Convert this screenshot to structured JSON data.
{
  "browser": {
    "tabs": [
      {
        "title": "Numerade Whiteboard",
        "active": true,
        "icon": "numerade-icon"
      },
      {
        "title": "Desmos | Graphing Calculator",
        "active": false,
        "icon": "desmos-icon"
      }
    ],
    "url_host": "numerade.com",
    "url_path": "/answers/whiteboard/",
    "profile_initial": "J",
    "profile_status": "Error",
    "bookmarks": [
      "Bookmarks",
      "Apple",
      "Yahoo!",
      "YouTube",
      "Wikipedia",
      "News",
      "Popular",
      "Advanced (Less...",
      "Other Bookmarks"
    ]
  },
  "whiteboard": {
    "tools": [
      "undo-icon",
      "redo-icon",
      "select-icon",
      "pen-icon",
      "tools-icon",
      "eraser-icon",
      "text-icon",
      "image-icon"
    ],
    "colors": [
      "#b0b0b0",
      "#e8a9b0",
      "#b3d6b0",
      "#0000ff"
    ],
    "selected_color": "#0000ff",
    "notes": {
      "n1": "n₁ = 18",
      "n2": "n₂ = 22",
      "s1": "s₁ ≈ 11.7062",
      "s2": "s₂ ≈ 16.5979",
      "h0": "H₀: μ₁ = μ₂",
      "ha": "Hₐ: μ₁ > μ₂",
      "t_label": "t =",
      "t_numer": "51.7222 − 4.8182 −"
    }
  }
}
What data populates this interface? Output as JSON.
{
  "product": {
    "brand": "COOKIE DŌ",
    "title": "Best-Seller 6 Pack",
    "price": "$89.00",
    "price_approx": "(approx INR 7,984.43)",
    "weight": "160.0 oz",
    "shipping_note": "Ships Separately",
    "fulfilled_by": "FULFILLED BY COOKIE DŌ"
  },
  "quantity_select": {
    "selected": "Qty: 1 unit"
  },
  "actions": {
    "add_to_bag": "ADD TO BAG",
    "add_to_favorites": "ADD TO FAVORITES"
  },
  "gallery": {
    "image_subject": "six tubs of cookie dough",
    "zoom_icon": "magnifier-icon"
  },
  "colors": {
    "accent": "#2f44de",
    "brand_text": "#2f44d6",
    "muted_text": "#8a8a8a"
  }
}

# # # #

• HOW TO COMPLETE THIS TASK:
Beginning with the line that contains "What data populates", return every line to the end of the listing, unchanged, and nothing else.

• TASK ANSWER:
What data populates this interface? Output as JSON.
{
  "product": {
    "brand": "COOKIE DŌ",
    "title": "Best-Seller 6 Pack",
    "price": "$89.00",
    "price_approx": "(approx INR 7,984.43)",
    "weight": "160.0 oz",
    "shipping_note": "Ships Separately",
    "fulfilled_by": "FULFILLED BY COOKIE DŌ"
  },
  "quantity_select": {
    "selected": "Qty: 1 unit"
  },
  "actions": {
    "add_to_bag": "ADD TO BAG",
    "add_to_favorites": "ADD TO FAVORITES"
  },
  "gallery": {
    "image_subject": "six tubs of cookie dough",
    "zoom_icon": "magnifier-icon"
  },
  "colors": {
    "accent": "#2f44de",
    "brand_text": "#2f44d6",
    "muted_text": "#8a8a8a"
  }
}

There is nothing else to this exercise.